Two weeks ago, the Institute of Medicine published a report: Women's Health Research: Progress, Pitfalls, and Promise. This report was commissioned by Health and Human Services to examine the status of women's health research over the last 20 years and to determine how effectively findings have been put into practice. The report's findings highlight that, indeed, there has been progress, particularly in the treatment of women with heart disease, breast and cervical cancer. There is a longer list of conditions for which progress has not been made.
Among the findings that I want to call attention to because, frankly, they are appalling, are those regarding the inclusion of women in clinical trials. Here is a brief synopsis; comments in parentheses are my editorial comments. What are blogs for, anyway?
--Pre-1986: Women were not routinely included in clinical trials. There was an assumption that results of research on men could be extrapolated to women.
--1986: The NIH established a policy requiring the inclusion of women in clinical research.
--1990: A GAO audit identified that women were still not adequately represented in clinical trials. Why? The policy was vague, inconsistently applied and poorly communicated.
--1992: Another GAO audit found that while women were included in trials, they were underrepresented. (Oops..must have been another misinterpretation.)
--1993: The FDA issued new guidelines for requiring inclusion of women in clinical trials and required gender specific analysis of the data.
--2000: A GAO audit revealed that although women were included and adequately represented, studies were not adequately designed to permit analysis by sex.
--2001: A GAO audit of the FDA showed that 30 percent of studies failed to fulfill requirements for outcome data by sex. Clinical significance? Eight of 10 drugs withdrawn from the market caused more adverse effects in women.
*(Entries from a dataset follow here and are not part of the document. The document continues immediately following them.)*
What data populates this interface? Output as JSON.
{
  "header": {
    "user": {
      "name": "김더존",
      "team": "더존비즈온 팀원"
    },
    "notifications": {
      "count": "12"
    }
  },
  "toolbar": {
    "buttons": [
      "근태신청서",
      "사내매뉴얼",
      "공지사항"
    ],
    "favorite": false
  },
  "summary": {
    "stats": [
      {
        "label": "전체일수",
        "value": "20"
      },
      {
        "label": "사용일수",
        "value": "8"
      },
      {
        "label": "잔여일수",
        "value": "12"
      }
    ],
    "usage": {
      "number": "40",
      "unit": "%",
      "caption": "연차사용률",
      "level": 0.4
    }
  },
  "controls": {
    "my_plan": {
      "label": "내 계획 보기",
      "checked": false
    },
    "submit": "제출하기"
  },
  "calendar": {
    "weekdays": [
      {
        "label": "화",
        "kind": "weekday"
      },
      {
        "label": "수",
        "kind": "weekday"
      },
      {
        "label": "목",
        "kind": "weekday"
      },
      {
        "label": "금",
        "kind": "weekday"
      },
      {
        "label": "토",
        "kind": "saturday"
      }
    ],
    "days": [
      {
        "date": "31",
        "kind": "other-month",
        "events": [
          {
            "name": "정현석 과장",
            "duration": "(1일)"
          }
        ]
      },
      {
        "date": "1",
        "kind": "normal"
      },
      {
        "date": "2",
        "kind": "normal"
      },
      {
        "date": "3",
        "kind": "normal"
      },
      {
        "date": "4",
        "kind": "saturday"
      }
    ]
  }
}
--2001: The Institute of Medicine published Exploring the Biological Contribution to Human Health: Does Sex Matter?
Yes, Virginia...sex matters. But, it is 2010 and women are still under-represented and comprise only 39 percent of the participants in Phase 1 trials, the phase that assesses the safety, tolerability, and dosing of a drug.
Not outraged yet? What if you knew that:
--During the height of the H1N1 vaccine shortage, researchers identified that women could be immunized with a lower dose of the vaccine and get adequate protection since we have a more pronounced immune response. Great news, right? Regulators were informed, but said they were too busy to consider this information in the vaccination guidelines.
--Prominent researchers were recently discouraged from submitting any new grant proposals to the NIH for research on sex differences of mental health disorders. Does this make sense since science can’t yet explain why depression is twice as common in women, alcoholism is twice as common in men, eating disorders are three times more common is girls and autism is four times more common in boys? Nope. What are they thinking?
--Male mice, rats, and rodents are even preferentially used over females in basic clinical research!
What will it take to make women's health a priority in clinical research? We have Federal laws, NIH policies, FDA guidelines, four separate Federal agencies with an "Office of Women's Health," and repeated GAO audits, but the status of women's health research is abysmal for a nation that spends almost $3 trillion on health care. We've come a long way baby, but not far enough, and we may need a 28th amendment to the Constitution to finally have equal rights to a healthy life.
What can you do? Whether you are male of female:
Read the report. Educate yourself on sex-based differences. Advocate for yourself. Men are from Mars, women are from Venus, and sex matters, damn it!
*"Sexx Matters" is the creative brainchild of the Society for Women's Health Research...an organization that works tirelessly to promote and advocate for sex-based differences research.